The three bright stars in a neat little row stand out among the other stars like a neon sign. Some call them the Three Marys, others, the Three Wise Men, but officially, these three stars mark the Belt of Orion, the Hunter.

Jimmy Westlake: Beneath Orion’s feet

Orion the Hunter rules the winter sky, but, if you can pull your eyes away from his magnificence, you can use Orion to find some other cool constellations.

Jimmy Westlake: Goodbye Venus – Hello Jupiter

Venus and Jupiter are both closer to the Earth this week than they will be all year, but on opposite sides of our planet – Venus on the sunward side and Jupiter on the anti-sunward side.

Jimmy Westlake: Meteor shower rings In 2014

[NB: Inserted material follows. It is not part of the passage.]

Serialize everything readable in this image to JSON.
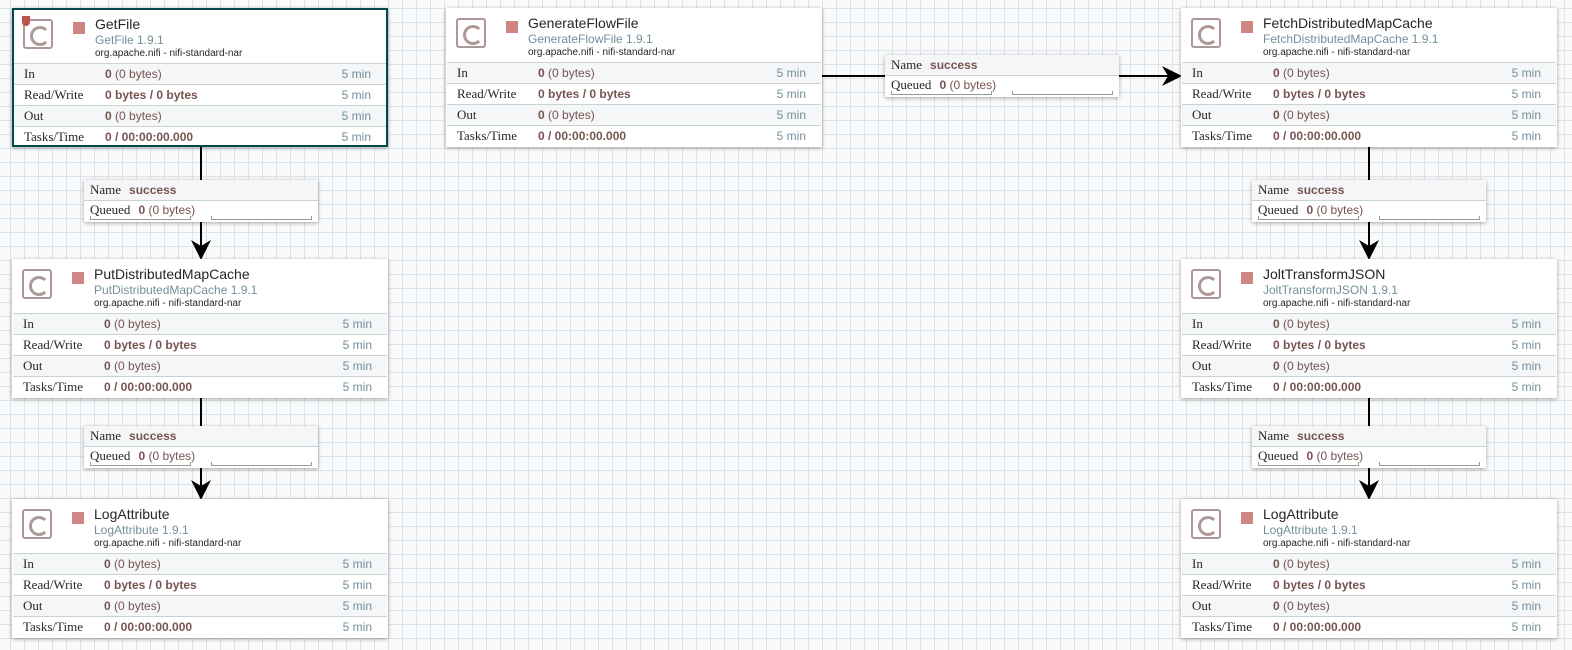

Early risers on the mornings of Friday, Jan. 3 and Saturday, Jan. 4 might see as many as 40 to 60 meteors per hour in the dark hours before sunrise.